Strokes are the second largest cause of death around the world. This malady causes over six million deaths every year according to the World Health Organization. While there is little that can be done to prevent a stroke, there has been a lot of new research recently that can help in the fight to detect whenever a stroke is likely to occur or not. This is especially helpful since the world's population is starting to age and be placed in the high-risk for stroke demographic.
A genetic variant has been detected in recent studies conducted by St. George's University of London that is very likely to increase the chances of someone having a stroke. The most common type of strokes-artery ischaemic stroke-occurs when there is a blockage within one or more of the major arteries supplying oxygenated blood to the brain. This type of stroke accounts for about one third of all strokes, so about two million deaths each year.
Within the study, 10,000 stroke victims had their genetic disposition analyzed and compared to 40,000 otherwise healthy people. A gene called HDAC9 has been pinpointed as a precursor to stroke. This variant gene is in about 10 percent of all humans. In people with two copies of this gene, getting one copy from each parent, the risk of having a stroke nearly doubled as compared to individuals with no HDAC9 gene.
The implications of this are huge, yet hard to actually act upon. The gene produces a type of protein that helps with muscle and heart development, but why this doubles the risk of stroke in comparison to people that have zero copies of HDAC9 is still unknown. Once this gene and its functioning is better understood, there is a good chance that this can lead to better development of stroke medications. But for now, there is actually little that can be gained from this discovery.
This does not make the discovery fruitless. Any furthering of knowledge that can be gained about strokes carries the potential of learning how to prevent and better treat them in the future. So while there is no immediate practical value to this discovery, there is no telling exactly what kind of future progress can be made. Hopefully, this will result in great things as far as stroke treatment goes. For example, there are already a couple medications out on the market that are effective in regards to limiting the proteins created by HDAC9. Whether or not these drugs can help prevent stroke remains to be seen, but the outlook is pretty optimistic.
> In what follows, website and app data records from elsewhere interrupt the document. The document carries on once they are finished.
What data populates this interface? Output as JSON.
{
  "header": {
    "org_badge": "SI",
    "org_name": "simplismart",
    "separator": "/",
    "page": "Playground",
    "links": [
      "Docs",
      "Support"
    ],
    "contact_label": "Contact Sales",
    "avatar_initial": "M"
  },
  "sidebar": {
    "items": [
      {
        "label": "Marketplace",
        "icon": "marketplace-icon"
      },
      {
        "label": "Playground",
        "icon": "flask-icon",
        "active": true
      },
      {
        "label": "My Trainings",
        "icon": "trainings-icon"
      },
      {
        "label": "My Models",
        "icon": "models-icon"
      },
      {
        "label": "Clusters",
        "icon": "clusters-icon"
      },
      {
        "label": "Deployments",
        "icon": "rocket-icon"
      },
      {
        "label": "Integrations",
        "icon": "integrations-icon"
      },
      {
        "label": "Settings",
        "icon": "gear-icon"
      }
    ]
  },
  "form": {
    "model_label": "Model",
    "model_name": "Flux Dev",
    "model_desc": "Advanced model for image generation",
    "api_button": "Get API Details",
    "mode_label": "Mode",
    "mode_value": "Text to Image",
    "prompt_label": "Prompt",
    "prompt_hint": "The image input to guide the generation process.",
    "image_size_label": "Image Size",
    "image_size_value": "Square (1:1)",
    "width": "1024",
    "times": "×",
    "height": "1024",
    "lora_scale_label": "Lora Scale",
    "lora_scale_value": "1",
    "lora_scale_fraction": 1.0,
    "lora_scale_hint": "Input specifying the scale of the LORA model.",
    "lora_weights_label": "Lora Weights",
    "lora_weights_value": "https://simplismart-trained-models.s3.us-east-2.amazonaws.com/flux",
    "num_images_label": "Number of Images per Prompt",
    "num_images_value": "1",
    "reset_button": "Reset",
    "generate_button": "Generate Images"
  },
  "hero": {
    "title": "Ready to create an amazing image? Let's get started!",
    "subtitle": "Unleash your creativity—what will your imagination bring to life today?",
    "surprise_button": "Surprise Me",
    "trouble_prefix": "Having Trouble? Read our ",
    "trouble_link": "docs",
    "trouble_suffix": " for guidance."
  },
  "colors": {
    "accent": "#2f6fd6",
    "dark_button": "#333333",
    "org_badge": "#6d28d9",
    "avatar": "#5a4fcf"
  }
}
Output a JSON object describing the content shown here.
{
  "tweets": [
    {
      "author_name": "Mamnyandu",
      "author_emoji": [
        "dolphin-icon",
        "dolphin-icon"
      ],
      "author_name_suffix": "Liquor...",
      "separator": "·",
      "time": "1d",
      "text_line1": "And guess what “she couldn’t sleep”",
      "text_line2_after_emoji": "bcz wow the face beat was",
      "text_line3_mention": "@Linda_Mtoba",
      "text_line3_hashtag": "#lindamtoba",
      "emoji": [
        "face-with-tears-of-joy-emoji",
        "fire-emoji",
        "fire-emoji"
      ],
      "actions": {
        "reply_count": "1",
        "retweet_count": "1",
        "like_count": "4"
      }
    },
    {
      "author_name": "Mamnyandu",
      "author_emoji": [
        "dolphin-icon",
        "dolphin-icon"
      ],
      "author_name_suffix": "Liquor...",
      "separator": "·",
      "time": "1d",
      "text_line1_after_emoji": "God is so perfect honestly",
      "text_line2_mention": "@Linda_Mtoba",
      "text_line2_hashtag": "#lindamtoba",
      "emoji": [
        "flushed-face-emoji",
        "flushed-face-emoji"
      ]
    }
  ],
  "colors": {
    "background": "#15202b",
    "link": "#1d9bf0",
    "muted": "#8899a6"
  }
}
The use of these drugs for stroke prevention is still a ways in the future, but this does not mean that they can not be used to save countless lives. With the Baby Boomer generation reaching the high at-risk age, this research might be just in time.